The "density of delocalized electrons" is a concept that is intuitively used to explain the electronic structure of conjugated systems. Unfortunately, however, there is no rigorous way to separate the total electron density in a density of localized and delocalized electrons. Like aromaticity, bond order, point charge, and other important concepts of chemistry, a definition for the density of delocalized electrons has to be derived from more fundamental quantum theoretical parameters.
As observables, magnetic properties are a suitable starting point for a general description of of delocalization and conjugation. In analogy to the anisotropy of the magnetic susceptibility, which is a powerful measure of aromaticity, we investigate the anisotropy of the current (induced) density (ACID). Similar to the square of the wavefunction which defines the total electron density, the ACID scalar field defines the density of delocalized electrons.
The ACID method proved to be an extremely versatile and descriptive tool to analyze delocalization in ground-state molecules, excited states, transition states, organometallics, hyperconjugation and other through-bond and through-space interactions.
Delocalization of Electrons in Molecules
D. Geuenich, R. Herges, J. Phys. Chem. A 2001, 105, 3214-3220.
Anisotropy of the Induced Current Density (ACID), a General Method To Quantify and Visualize Electronic Delocalization
D. Geuenich, K. Hess, F. Koehler, R. Herges, Chem. Rev. 2005, 105, 3758-3772.

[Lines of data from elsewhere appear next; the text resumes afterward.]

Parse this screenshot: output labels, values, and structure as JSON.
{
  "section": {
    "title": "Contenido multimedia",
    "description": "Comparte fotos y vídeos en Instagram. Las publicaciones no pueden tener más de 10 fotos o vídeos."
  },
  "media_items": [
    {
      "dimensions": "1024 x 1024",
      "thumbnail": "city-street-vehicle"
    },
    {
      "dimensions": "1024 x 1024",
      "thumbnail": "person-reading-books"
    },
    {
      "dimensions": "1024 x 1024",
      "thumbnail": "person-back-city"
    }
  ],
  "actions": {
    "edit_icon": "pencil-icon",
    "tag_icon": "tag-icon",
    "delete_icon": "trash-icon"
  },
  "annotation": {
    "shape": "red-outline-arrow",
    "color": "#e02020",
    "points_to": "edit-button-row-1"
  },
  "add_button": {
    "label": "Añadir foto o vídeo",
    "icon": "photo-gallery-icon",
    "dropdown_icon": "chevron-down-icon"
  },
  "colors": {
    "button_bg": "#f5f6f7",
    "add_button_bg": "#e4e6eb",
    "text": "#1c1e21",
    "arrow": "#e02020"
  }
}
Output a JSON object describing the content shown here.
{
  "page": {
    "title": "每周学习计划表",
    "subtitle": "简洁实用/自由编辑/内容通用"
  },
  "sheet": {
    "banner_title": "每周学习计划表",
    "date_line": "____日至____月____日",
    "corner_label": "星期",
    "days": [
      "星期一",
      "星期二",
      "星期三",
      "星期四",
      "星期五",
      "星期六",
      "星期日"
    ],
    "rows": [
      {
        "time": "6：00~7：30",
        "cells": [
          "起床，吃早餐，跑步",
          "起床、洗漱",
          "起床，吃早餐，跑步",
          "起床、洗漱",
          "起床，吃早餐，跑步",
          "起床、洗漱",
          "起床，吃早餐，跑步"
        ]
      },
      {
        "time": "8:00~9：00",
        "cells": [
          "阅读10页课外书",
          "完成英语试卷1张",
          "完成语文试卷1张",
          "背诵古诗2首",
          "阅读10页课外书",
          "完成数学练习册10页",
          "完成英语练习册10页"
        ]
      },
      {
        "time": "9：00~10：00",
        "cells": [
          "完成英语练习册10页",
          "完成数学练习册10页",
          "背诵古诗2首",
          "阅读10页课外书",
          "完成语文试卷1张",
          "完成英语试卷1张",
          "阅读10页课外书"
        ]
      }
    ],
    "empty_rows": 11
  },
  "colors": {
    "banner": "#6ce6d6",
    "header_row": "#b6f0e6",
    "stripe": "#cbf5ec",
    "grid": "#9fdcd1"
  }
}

ACID is implemented in Gaussian® 09 since Revision D.01. To obtain the ACID software package, feel free to contact us by e-mail (rherges [at] oc.uni-kiel.de).